Bellavin, Tikhon 
Search Timelines:

Time Period
1/19/1865  - 4/7/1925
Description
Tikhon came to the United States in 1898 as the Bishop of the Orthodox missionary Diocese of the Aleutians and Alaska, an office in which he served from 1898 to 1907. Tikhon oversaw a period of rapid growth of the Orthodox Church in the United States, including the return of many Eastern Catholic churches to the Orthodox fold as well as the expansion of parishes, seminaries, and schools. His decision to move the seat of the diocese from San Francisco to New York in 1905 signaled its growth as well as the importance of immigration to the Orthodox community. He also worked closely with laypeople and clergy and occasionally moved away from a top-down approach to church governance. Tikhon organized a widely diverse, multiethnic Orthodox community throughout the country and demonstrated respect for differing cultural norms among various Orthodox migrant groups, although ethnic tensions still flared up at times.
Browse Related Timeline Entries
Narrative
Basil Bellavin was born in Russia in 1865. Entering the priesthood, he took Tikhon as his monastic name. He came to the United States in 1898 as the Bishop of the Orthodox missionary Diocese of the Aleutians and Alaska, an office in which he served from 1898 to 1907.

Tikhon oversaw a period of rapid growth of the Orthodox Church in the United States, including the return of many Eastern Catholic churches to the Orthodox fold as well as the expansion of parishes, seminaries, and schools. His decision to move the seat of the diocese from San Francisco to New York in 1905 signaled its growth as well as the importance of immigration to the Orthodox community. He also worked closely with laypeople and clergy and occasionally moved away from a top-down approach to church governance.
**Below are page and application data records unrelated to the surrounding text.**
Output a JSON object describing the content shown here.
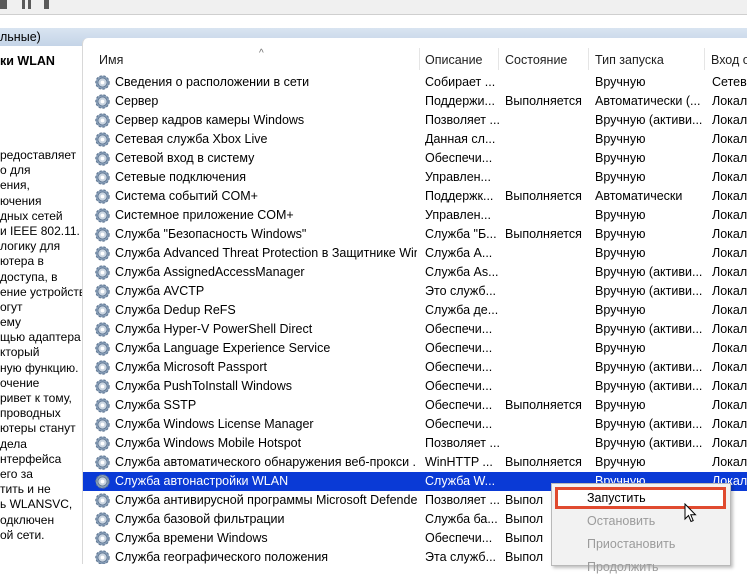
{
  "toolbar": {
    "buttons": [
      "stop-button",
      "pause-button",
      "restart-button"
    ]
  },
  "scope": {
    "label": "льные)"
  },
  "description": {
    "title": "ки WLAN",
    "lines": [
      "редоставляет",
      "о для",
      "ения,",
      "ючения",
      "дных сетей",
      "и IEEE 802.11.",
      "логику для",
      "ютера в",
      "доступа, в",
      "ение устройства",
      "огут",
      "ему",
      "щью адаптера",
      "кторый",
      "ную функцию.",
      "очение",
      "ривет к тому,",
      "проводных",
      "ютеры станут",
      "дела",
      "нтерфейса",
      "его за",
      "тить и не",
      "ь WLANSVC,",
      "одключен",
      "ой сети."
    ]
  },
  "columns": {
    "name": "Имя",
    "description": "Описание",
    "state": "Состояние",
    "startup": "Тип запуска",
    "logon": "Вход от"
  },
  "services": [
    {
      "name": "Сведения о расположении в сети",
      "desc": "Собирает ...",
      "state": "",
      "startup": "Вручную",
      "logon": "Сетевая"
    },
    {
      "name": "Сервер",
      "desc": "Поддержи...",
      "state": "Выполняется",
      "startup": "Автоматически (...",
      "logon": "Локаль"
    },
    {
      "name": "Сервер кадров камеры Windows",
      "desc": "Позволяет ...",
      "state": "",
      "startup": "Вручную (активи...",
      "logon": "Локаль"
    },
    {
      "name": "Сетевая служба Xbox Live",
      "desc": "Данная сл...",
      "state": "",
      "startup": "Вручную",
      "logon": "Локаль"
    },
    {
      "name": "Сетевой вход в систему",
      "desc": "Обеспечи...",
      "state": "",
      "startup": "Вручную",
      "logon": "Локаль"
    },
    {
      "name": "Сетевые подключения",
      "desc": "Управлен...",
      "state": "",
      "startup": "Вручную",
      "logon": "Локаль"
    },
    {
      "name": "Система событий COM+",
      "desc": "Поддержк...",
      "state": "Выполняется",
      "startup": "Автоматически",
      "logon": "Локаль"
    },
    {
      "name": "Системное приложение COM+",
      "desc": "Управлен...",
      "state": "",
      "startup": "Вручную",
      "logon": "Локаль"
    },
    {
      "name": "Служба \"Безопасность Windows\"",
      "desc": "Служба \"Б...",
      "state": "Выполняется",
      "startup": "Вручную",
      "logon": "Локаль"
    },
    {
      "name": "Служба Advanced Threat Protection в Защитнике Win...",
      "desc": "Служба A...",
      "state": "",
      "startup": "Вручную",
      "logon": "Локаль"
    },
    {
      "name": "Служба AssignedAccessManager",
      "desc": "Служба As...",
      "state": "",
      "startup": "Вручную (активи...",
      "logon": "Локаль"
    },
    {
      "name": "Служба AVCTP",
      "desc": "Это служб...",
      "state": "",
      "startup": "Вручную (активи...",
      "logon": "Локаль"
    },
    {
      "name": "Служба Dedup ReFS",
      "desc": "Служба де...",
      "state": "",
      "startup": "Вручную",
      "logon": "Локаль"
    },
    {
      "name": "Служба Hyper-V PowerShell Direct",
      "desc": "Обеспечи...",
      "state": "",
      "startup": "Вручную (активи...",
      "logon": "Локаль"
    },
    {
      "name": "Служба Language Experience Service",
      "desc": "Обеспечи...",
      "state": "",
      "startup": "Вручную",
      "logon": "Локаль"
    },
    {
      "name": "Служба Microsoft Passport",
      "desc": "Обеспечи...",
      "state": "",
      "startup": "Вручную (активи...",
      "logon": "Локаль"
    },
    {
      "name": "Служба PushToInstall Windows",
      "desc": "Обеспечи...",
      "state": "",
      "startup": "Вручную (активи...",
      "logon": "Локаль"
    },
    {
      "name": "Служба SSTP",
      "desc": "Обеспечи...",
      "state": "Выполняется",
      "startup": "Вручную",
      "logon": "Локаль"
    },
    {
      "name": "Служба Windows License Manager",
      "desc": "Обеспечи...",
      "state": "",
      "startup": "Вручную (активи...",
      "logon": "Локаль"
    },
    {
      "name": "Служба Windows Mobile Hotspot",
      "desc": "Позволяет ...",
      "state": "",
      "startup": "Вручную (активи...",
      "logon": "Локаль"
    },
    {
      "name": "Служба автоматического обнаружения веб-прокси ...",
      "desc": "WinHTTP ...",
      "state": "Выполняется",
      "startup": "Вручную",
      "logon": "Локаль"
    },
    {
      "name": "Служба автонастройки WLAN",
      "desc": "Служба W...",
      "state": "",
      "startup": "Вручную",
      "logon": "Локаль",
      "selected": true
    },
    {
      "name": "Служба антивирусной программы Microsoft Defender",
      "desc": "Позволяет ...",
      "state": "Выпол",
      "startup": "",
      "logon": ""
    },
    {
      "name": "Служба базовой фильтрации",
      "desc": "Служба ба...",
      "state": "Выпол",
      "startup": "",
      "logon": ""
    },
    {
      "name": "Служба времени Windows",
      "desc": "Обеспечи...",
      "state": "Выпол",
      "startup": "",
      "logon": ""
    },
    {
      "name": "Служба географического положения",
      "desc": "Эта служб...",
      "state": "Выпол",
      "startup": "",
      "logon": ""
    }
  ],
  "context_menu": {
    "items": [
      {
        "label": "Запустить",
        "disabled": false
      },
      {
        "label": "Остановить",
        "disabled": true
      },
      {
        "label": "Приостановить",
        "disabled": true
      },
      {
        "label": "Продолжить",
        "disabled": true
      }
    ]
  },
  "colors": {
    "selection": "#0a3ad6",
    "menu_highlight_border": "#e04a2f",
    "gear": "#7e93ad"
  },
  "icons": {
    "service": "gear-icon",
    "cursor": "mouse-pointer-icon"
  }
}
Much like the later Greek Orthodox Archbishop Athenagoras and similar to contemporary trends in the Catholic Church in the United States, Tikhon organized a widely diverse, multiethnic Orthodox community throughout the country and demonstrated respect for differing cultural and national norms among various Orthodox migrant groups, although ethnic tensions still flared up at times. He also expressed an openness to a greater degree of Americanization in his diocese and promoted the use of English in church administration and everyday life among the Orthodox faithful.

After completing his missionary work, Tikhon returned to Russia and, in 1917, became the first Patriarch of Moscow in two centuries. He died in 1925 in the midst of persecution by the Communist government and was canonized in 1989.
Religious Groups
Timeline Entries for the same religious group Eastern Liturgical Family (Orthodox)
Eastern Liturgical Family (Orthodox): Other ARDA Links

Photographs

Tikhon Bellavin icon- Holy Trinity Orthodox Church- photo by Corielle Stickles

Tikhon Bellavin portrait- Library of Congress, LC-DIG-ggbain-36661
Book/Journal Source(s)
Erickson, John H., 1999. Orthodox Christians in America. New York: Oxford University Press.
FitzGerald, Thomas E., 1995. The Orthodox Church. Westport, CT: Greenwood Press.
Queen, Edward, Stephen Prothero and Gardiner Shattuck, 1996. The Encyclopedia of American Religious History. New York: Facts on File.
Web Page Contributor
William S. Cossen
Affliated with: Pennsylvania State University, Ph.D. in History

Bookmark and Share